Against the odds, Lord and Miller makes us care about characters who could easily seem like grotesque comic creations. There is a sweetness to Schmidt that is evident both in his bungling courtship of Maya and in his dogged loyalty to his fellow undercover cop. Jenko, meanwhile, is endlessly good natured, whatever insults and humiliations come his way.
For all its self-reflexive jokes, 22 Jump Street is a very traditional affair that offers audiences the same pleasures as Laurel and Hardy, Abbott and Costello or even Jerry Lewis and Dean Martin films. Its undercover policemen heroes are yet another variation on the hapless but innocent heroes of comedies from the silent era onward. We root for them in spite of their monumental stupidity.
The film attitude toward sex is ambivalent in the extreme. There are plenty of double entendres in the dialogue but the scenes between Schmidt and Maya are very discreetly shot. We don’t see their lovemaking - we just hear about it in the lurid, mocking descriptions given by Maya’s endlessly sarcastic roommate Mercedes (Jillian Bell). Schmidt and Jenko may be well into their 30s but they are as naive as college freshmen.
In the final reel, as the cops head down to Florida, the film veers into the same territory as Harmony Korine’s Spring Breakers (2012). The shots of thousands of scantily clad college students dancing and drinking on the beach could come straight from Korine’s film.
22 Jump Street isn’t as subversive as Spring Breakers, which turned usual beach movie conventions on their head as it exposed the racial and class tensions that went alongside the drug taking and sexual excess.
Lord and Miller opt instead for a cartoonish finale in which Schmidt and Jenko are finally given the chance to demonstrate their action hero credentials.
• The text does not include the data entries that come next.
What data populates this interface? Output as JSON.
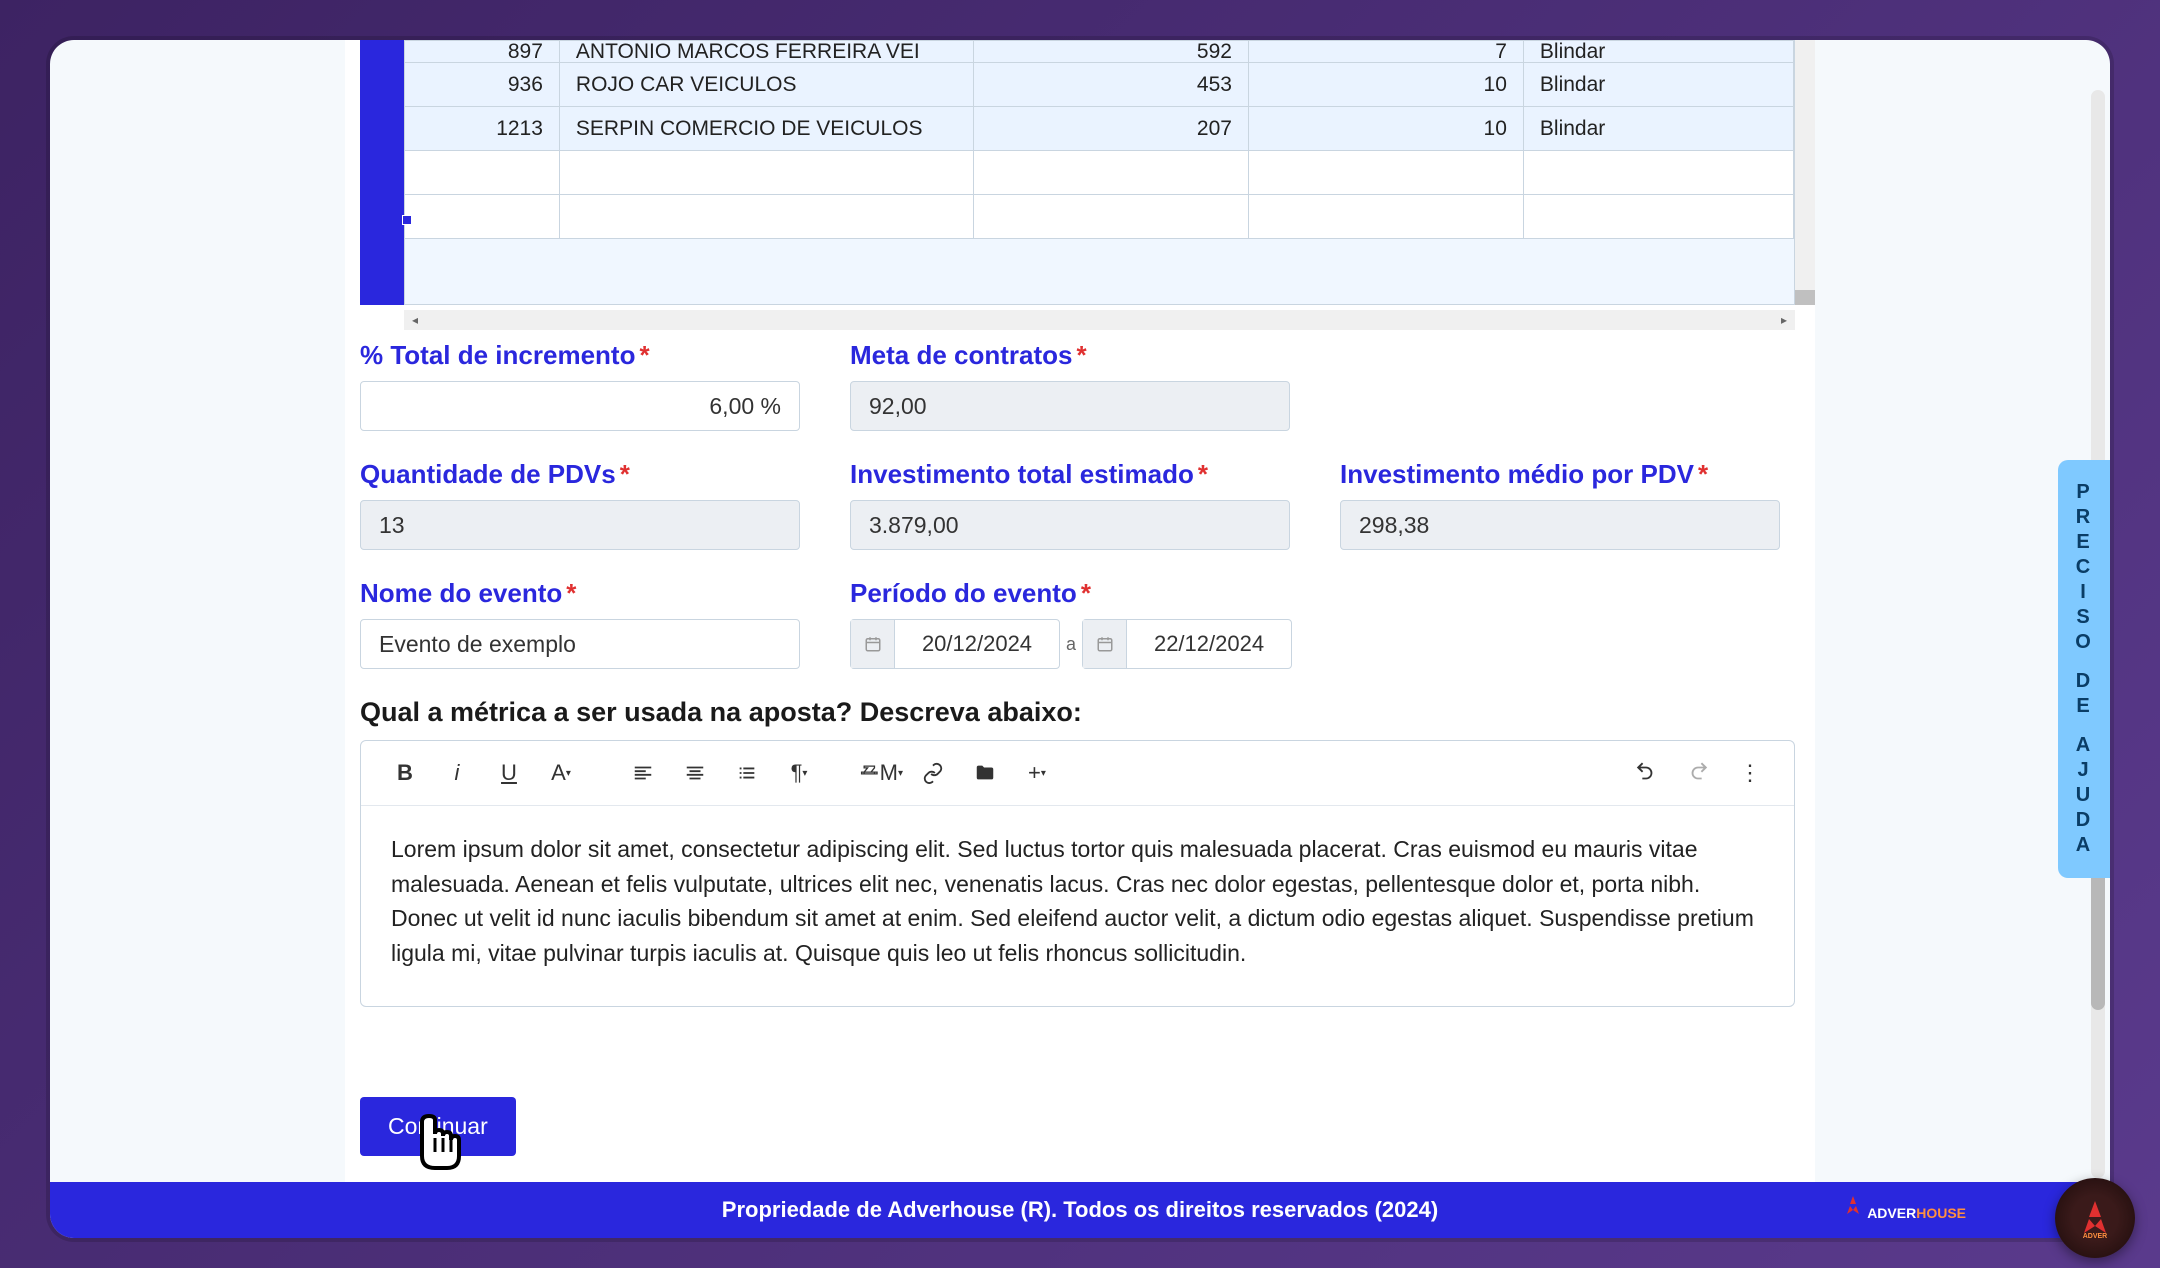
{
  "spreadsheet": {
    "rows": [
      {
        "code": "897",
        "name": "ANTONIO MARCOS FERREIRA VEI",
        "v1": "592",
        "v2": "7",
        "cat": "Blindar"
      },
      {
        "code": "936",
        "name": "ROJO CAR VEICULOS",
        "v1": "453",
        "v2": "10",
        "cat": "Blindar"
      },
      {
        "code": "1213",
        "name": "SERPIN COMERCIO DE VEICULOS",
        "v1": "207",
        "v2": "10",
        "cat": "Blindar"
      }
    ]
  },
  "form": {
    "total_incremento": {
      "label": "% Total de incremento",
      "value": "6,00 %"
    },
    "meta_contratos": {
      "label": "Meta de contratos",
      "value": "92,00"
    },
    "qtd_pdvs": {
      "label": "Quantidade de PDVs",
      "value": "13"
    },
    "invest_total": {
      "label": "Investimento total estimado",
      "value": "3.879,00"
    },
    "invest_medio": {
      "label": "Investimento médio por PDV",
      "value": "298,38"
    },
    "nome_evento": {
      "label": "Nome do evento",
      "value": "Evento de exemplo"
    },
    "periodo_evento": {
      "label": "Período do evento",
      "start": "20/12/2024",
      "end": "22/12/2024",
      "sep": "a"
    },
    "metrica_label": "Qual a métrica a ser usada na aposta? Descreva abaixo:",
    "metrica_body": "Lorem ipsum dolor sit amet, consectetur adipiscing elit. Sed luctus tortor quis malesuada placerat. Cras euismod eu mauris vitae malesuada. Aenean et felis vulputate, ultrices elit nec, venenatis lacus. Cras nec dolor egestas, pellentesque dolor et, porta nibh. Donec ut velit id nunc iaculis bibendum sit amet at enim. Sed eleifend auctor velit, a dictum odio egestas aliquet. Suspendisse pretium ligula mi, vitae pulvinar turpis iaculis at. Quisque quis leo ut felis rhoncus sollicitudin.",
    "continue_label": "Continuar"
  },
  "help_tab": {
    "line1": "PRECISO",
    "line2": "DE",
    "line3": "AJUDA"
  },
  "footer": {
    "text": "Propriedade de Adverhouse (R). Todos os direitos reservados (2024)",
    "logo1": "ADVER",
    "logo2": "HOUSE"
  }
}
There is no sign of the filmmakers’ inspiration running dry. After all, they just need to keep on repeating themselves. As they demonstrate in a montage sequence over the end credits, they could easily make 20 or more Jump Street sequels following exactly the same formula - and few audiences would begrudge them if they did.